Why should the average American citizen bother with survivalism? Well, because as advanced as our modern world is, it’s easy to get fooled into believing that the complex system that controls our society is one that can never be toppled. However, the truth is that the more complex a system is, the more likely that it will eventually fail. With economic problems, dwindling energy reserves, threats from foreign nations and terrorist groups, and natural disasters, the likelihood that you will find yourself in a survival situation is always increasing.
Perhaps the biggest issue to consider is our nation’s dependence on technology. A century ago, getting cut off from the rest of the world or losing power for a month wouldn’t have been that big of a deal. Now, how many of us would be able to adequately function without the use of the internet for a month, to say nothing of amenities such as plumbing or electricity?
So, when faced with the disturbing nature of things to come, the only real answer is preparation. However, preparation is a blanket term that can mean less than nothing without proper know-how. For example, the way one goes about preparing for a hurricane is different from the way a person should prepare for a disease epidemic. The best thing that you can do is take care of your general needs, and then move onto more specific preparations. There are a few things that you should do no matter where you live or what disasters or emergencies you might face. First and foremost, stock up on emergency food storage. Don’t go to the extreme by getting hundreds of dollars in special foods or dehydrated meals, just buy more of what you would usually get at the store (assuming it won’t go bad too quickly) and create a three-month supply. Rotate the storage out regularly so that you are constantly eating the older food and replacing it with new. Some long term nonperishable items should also be stored, just in case. But remember, things like canned goods only last for about five years or less; ready to eat meals last for only three years or so. Also, store water so that your family won’t have to go looking for other water sources. A person requires a minimum of about 1 gallon per day to survive. So if you have a family of four, you’ll need over 360 gallons to make it through a 90 day emergency period, and that’s not taking into account the water needed for bathing or washing clothes, or what would be needed for dehydrated food. You should also stock up on first aide and medical supplies, including any necessary medications. A portable gas powered generator can be very useful in survival situations, but just remember: it won’t do you any good if you don’t have fuel, and storing gasoline can be difficult or even dangerous.

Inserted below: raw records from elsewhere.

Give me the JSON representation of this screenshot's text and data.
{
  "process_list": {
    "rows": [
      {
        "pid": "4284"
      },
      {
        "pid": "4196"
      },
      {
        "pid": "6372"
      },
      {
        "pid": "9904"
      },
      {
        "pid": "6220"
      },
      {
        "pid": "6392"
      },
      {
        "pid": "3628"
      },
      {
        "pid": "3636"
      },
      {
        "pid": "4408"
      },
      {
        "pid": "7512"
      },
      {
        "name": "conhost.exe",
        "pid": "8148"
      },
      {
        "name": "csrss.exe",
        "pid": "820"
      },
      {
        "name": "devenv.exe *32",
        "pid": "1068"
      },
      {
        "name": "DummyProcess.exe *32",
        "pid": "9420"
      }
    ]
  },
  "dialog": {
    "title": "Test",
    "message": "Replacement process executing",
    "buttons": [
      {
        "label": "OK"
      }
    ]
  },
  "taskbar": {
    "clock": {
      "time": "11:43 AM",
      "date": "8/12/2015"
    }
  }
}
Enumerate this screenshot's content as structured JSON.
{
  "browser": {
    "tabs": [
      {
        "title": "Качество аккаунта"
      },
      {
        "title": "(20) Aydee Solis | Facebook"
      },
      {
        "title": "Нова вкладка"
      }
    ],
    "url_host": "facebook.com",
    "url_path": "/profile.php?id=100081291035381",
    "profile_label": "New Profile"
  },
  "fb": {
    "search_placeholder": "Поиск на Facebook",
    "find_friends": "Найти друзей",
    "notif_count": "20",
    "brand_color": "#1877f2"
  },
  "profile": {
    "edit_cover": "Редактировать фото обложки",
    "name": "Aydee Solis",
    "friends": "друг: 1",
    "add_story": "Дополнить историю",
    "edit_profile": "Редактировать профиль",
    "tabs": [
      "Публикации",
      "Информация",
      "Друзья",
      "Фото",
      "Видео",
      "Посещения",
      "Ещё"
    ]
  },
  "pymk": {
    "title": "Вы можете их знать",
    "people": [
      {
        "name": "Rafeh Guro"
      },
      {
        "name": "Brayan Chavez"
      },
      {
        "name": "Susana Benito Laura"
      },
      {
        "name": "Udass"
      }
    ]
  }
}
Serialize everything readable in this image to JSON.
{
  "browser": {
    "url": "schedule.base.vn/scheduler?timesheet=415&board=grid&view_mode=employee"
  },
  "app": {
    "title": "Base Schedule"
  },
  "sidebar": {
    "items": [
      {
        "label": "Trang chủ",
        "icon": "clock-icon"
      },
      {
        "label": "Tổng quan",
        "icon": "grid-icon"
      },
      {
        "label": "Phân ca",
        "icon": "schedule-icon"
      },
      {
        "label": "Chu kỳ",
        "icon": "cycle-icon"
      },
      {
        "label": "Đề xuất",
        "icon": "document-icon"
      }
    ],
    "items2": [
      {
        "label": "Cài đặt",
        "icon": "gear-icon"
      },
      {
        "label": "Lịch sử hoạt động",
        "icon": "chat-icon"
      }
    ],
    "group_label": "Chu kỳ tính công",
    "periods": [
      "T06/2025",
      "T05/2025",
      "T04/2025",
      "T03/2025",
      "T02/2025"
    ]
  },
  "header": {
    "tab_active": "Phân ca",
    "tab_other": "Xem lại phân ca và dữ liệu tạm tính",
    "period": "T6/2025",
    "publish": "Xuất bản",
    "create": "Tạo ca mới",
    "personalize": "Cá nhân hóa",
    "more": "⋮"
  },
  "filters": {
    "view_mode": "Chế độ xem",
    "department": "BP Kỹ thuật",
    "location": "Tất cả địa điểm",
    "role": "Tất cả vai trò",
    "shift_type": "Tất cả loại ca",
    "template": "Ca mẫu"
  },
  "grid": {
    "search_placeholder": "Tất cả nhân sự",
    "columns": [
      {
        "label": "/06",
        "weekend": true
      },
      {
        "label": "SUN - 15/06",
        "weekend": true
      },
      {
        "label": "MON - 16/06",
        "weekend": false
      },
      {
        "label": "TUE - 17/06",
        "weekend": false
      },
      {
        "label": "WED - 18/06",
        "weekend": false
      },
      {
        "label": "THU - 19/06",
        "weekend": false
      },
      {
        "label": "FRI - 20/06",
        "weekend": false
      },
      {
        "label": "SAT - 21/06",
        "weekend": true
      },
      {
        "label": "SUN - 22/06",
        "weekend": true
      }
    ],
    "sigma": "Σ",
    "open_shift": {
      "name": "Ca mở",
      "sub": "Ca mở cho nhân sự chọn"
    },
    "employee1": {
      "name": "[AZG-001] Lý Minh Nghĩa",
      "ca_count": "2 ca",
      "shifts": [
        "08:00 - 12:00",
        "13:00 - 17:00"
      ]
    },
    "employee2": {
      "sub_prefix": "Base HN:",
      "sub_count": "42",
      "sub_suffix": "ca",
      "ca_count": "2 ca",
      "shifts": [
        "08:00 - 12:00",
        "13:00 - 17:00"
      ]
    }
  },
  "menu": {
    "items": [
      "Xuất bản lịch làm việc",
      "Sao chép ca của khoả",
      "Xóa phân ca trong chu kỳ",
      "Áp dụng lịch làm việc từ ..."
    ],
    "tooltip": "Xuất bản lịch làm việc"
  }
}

For specific disasters, you’ll need to do a little research before you can gather together an adequate survival kit. Check with local authorities for recommendations on what to include and how to best handle whatever situations you might find yourself in.
Lastly, be sure that your family has a detailed survival plan in case something unexpected should happen. Have your children memorize this plan, and conduct regular practice sessions to keep it fresh in everyone’s mind. Doing so will also make the idea of a disaster less scary for them, and they’ll be better able to handle it should a real emergency strike.
Survivalism isn’t just for grizzled men who live in the woods and hate the government; it’s something that everyone in the country should practice. Perhaps the best answer to the question of “Why survivalism” is this: Because bad things happen. But when they do, if you’re prepared, you don’t need to fear.
Lee Flynn is a freelance writer interested in helping others develop self reliance through food storage.